'Water found for the first time on super-Earth exoplanet'
London: In an "incredibly exciting" finding, astronomers have for the first time discovered water in the atmosphere of a planet orbiting a distant star outside our solar system with Earth-like temperatures that could support life.
K2-18b, which is eight times the mass of Earth, is now the only exoplanet known to have both water and temperatures that could be potentially habitable, according to the study published in the journal Nature Astronomy.
The planet orbits the cool dwarf star K2-18, which is about 110 light years from the Earth in the Leo constellation, noted the researchers who used data from ESA/NASA Hubble Space Telescope. The discovery is the first successful atmospheric detection for an exoplanet orbiting in its star's 'habitable zone', at a distance where water can exist in liquid form, they said.
"Finding water in a potentially habitable world other than Earth is incredibly exciting," said first author Angelos Tsiaras from the University College London (UCL) in the UK.
"K2-18b is not 'Earth 2.0' as it is significantly heavier and has a different atmospheric composition. However, it brings us closer to answering the fundamental question: Is the Earth unique?" said Tsiaras.
The team used archive data from 2016 and 2017 captured by the Hubble Space Telescope and developed open-source algorithms to analyse the starlight filtered through K2-18b's atmosphere. The results revealed the molecular signature of water vapour, also indicating the presence of hydrogen and helium in the planet's atmosphere, researchers said.
They believe that other molecules including nitrogen and methane may be present but, with current observations, they remain undetectable.

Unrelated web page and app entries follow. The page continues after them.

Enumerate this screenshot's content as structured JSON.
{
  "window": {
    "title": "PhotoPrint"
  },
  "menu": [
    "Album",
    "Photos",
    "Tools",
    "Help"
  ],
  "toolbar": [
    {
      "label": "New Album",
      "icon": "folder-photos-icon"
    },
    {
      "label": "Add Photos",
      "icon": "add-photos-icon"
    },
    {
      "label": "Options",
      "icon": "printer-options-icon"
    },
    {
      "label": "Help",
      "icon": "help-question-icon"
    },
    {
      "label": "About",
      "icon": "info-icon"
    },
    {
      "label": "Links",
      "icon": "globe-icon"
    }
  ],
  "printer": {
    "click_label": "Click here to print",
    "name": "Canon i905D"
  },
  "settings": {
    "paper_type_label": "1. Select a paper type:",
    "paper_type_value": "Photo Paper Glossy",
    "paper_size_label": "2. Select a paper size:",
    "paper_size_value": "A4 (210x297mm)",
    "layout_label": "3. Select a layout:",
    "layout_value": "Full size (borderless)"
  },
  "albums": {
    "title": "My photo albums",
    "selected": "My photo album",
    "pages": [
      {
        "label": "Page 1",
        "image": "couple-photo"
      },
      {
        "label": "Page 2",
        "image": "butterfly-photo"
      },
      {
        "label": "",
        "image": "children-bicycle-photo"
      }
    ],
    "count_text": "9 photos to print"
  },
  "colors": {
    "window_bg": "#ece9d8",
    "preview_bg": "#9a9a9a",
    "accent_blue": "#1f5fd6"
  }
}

"This is the coolest exoplanet that we've detected water in. While not a true Earth-analogue due to its size, this bodes well for our exploration of small planets," Josh Lothringer, who studies exoplanet atmospheres at Johns Hopkins University in the US, said on Twitter.
"K2-18b receives only 5 per cent more radiation than the Earth, leaving it with an equilibrium temperature of 265 K (minus 8 degrees Celsius)," Lothringer wrote in the tweet.
Further studies are required to estimate cloud coverage and the percentage of atmospheric water present, the researchers said. The researchers noted that given the high level of activity of its red dwarf star, K2-18b may be more hostile than Earth and is likely to be exposed to more radiation.
K2-18b was discovered in 2015 and is one of hundreds of super-Earths -- planets with a mass between Earth and Neptune -- found by NASA's Kepler spacecraft.
"With so many new super-Earths expected to be found over the next couple of decades, it is likely that this is the first discovery of many potentially habitable planets," said co-author Ingo Waldmann from UCL.
"This is not only because super-Earths like K2-18b are the most common planets in our galaxy, but also because red dwarfs -- stars smaller than our Sun -- are the most common stars," said Waldmann.
However, some scientists who were not a part of the research, said the planet should not be described as "habitable."
"This is a Mini-Neptune and not habitable. The pressure at any surface of this planet is likely 10 times higher than the deepest point of the ocean in Earth," Erin M May, who studies exoplanet atmospheres at the University of Michigan, in the US, wrote on Twitter.
"This planet is about the same temperature as Earth, but 2.7 times larger. While the planet is not habitable due to copious hydrogen/helium, the measurement is a huge leap," tweeted Andrew Howard, Professor of Astronomy at Caltech in the US.